Pile tiles, like the one seen behind the mortar and pestle in the photograph, were often made of wedgewood or crockery. They were well glazed to provide a smooth and impermeable surface. Some of these tiles were marked for measurement, others were decorated with professional seals or advertisements. They could be used in conjunction with a small spatula to mix, roll, or divide small quantities of pills.
Pills, or lozenges, have been made by hand (with or without pill tiles) for centuries. For example, the ancient Greeks on the island of Lemnos mixed herbs and other medicines with packed earth to make pills. They might have made these pills with their hands or used specialized tools. Another common and simple technique for ingesting powdered medicine was to dissolve or suspend it in water. However, this was unpopular because many solutions had a bad taste.

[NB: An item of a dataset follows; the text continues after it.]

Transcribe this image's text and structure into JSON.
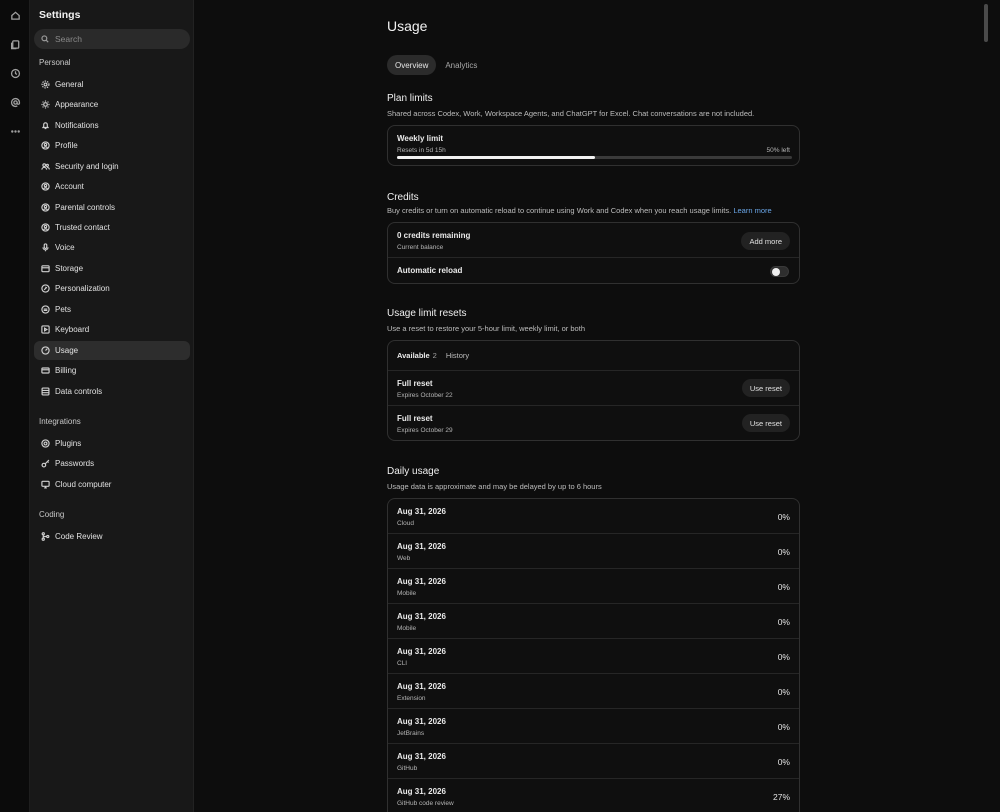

“Pill machines” were invented in Germany around 1750 to assist pharmacists in making several standardized lozenges at a time. Some machines made as many as 50 pills, but the more popular machines made 18 to 24. At first they were made of wood, but later parts of the machine were made out of brass. After the pill “mass” was created by mixing the medicine with other non-active ingredients, it would be rolled out to an even thickness using the flat board and a rolling pin. The pharmacist could then use the grooved parts of the machine to mold the pills into rounded shapes on both sides. When the mass dried, the pills could be broken along the lines of the grooves, creating smooth, identical forms. Some pharmacists also used a “pill finisher” to coat the lozenges with gelatin, varnish, or fine talc powder. Pill machines were made and used in the United States until about 1930.
These pharmaceutical tools are part of the upcoming exhibit entitled “Tools of the Trade.” In this exhibit, visitors will learn more about the evolution of medical instruments from denistry, optometry, gynecology, otolaryngology, and other fields. It opens in Winter 2009!